» **Prompt**
In the listing below, how many lines hold the string "status"? Reply with the number and nothing else.

====== Given data ======

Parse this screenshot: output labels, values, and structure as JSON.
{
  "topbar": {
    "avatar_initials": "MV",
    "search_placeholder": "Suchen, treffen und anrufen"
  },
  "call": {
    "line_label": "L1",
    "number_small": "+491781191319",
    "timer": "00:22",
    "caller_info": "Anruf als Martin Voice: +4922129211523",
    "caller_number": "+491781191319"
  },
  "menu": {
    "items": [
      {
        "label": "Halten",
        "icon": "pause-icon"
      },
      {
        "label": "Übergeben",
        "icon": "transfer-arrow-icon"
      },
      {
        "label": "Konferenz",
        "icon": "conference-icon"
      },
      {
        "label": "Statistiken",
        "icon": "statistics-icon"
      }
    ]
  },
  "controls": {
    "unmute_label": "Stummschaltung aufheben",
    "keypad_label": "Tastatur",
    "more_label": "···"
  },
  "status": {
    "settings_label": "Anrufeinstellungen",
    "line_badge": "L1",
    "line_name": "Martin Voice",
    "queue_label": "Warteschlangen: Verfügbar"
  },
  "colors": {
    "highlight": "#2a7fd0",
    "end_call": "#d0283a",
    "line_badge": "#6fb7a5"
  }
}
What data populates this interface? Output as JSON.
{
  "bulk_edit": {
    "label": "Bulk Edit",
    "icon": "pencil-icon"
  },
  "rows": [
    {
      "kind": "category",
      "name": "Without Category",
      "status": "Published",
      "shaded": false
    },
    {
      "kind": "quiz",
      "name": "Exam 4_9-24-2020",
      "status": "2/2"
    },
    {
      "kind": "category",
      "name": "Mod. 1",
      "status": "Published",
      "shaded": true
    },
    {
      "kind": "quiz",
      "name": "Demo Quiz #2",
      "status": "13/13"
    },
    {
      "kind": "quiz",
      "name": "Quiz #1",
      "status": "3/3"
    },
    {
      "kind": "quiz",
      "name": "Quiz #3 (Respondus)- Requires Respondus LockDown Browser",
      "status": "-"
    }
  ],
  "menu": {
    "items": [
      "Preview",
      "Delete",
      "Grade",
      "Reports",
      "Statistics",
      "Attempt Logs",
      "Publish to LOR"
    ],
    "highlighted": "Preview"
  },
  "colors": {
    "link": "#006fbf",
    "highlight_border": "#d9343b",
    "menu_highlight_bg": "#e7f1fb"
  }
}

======

» **Reply**
7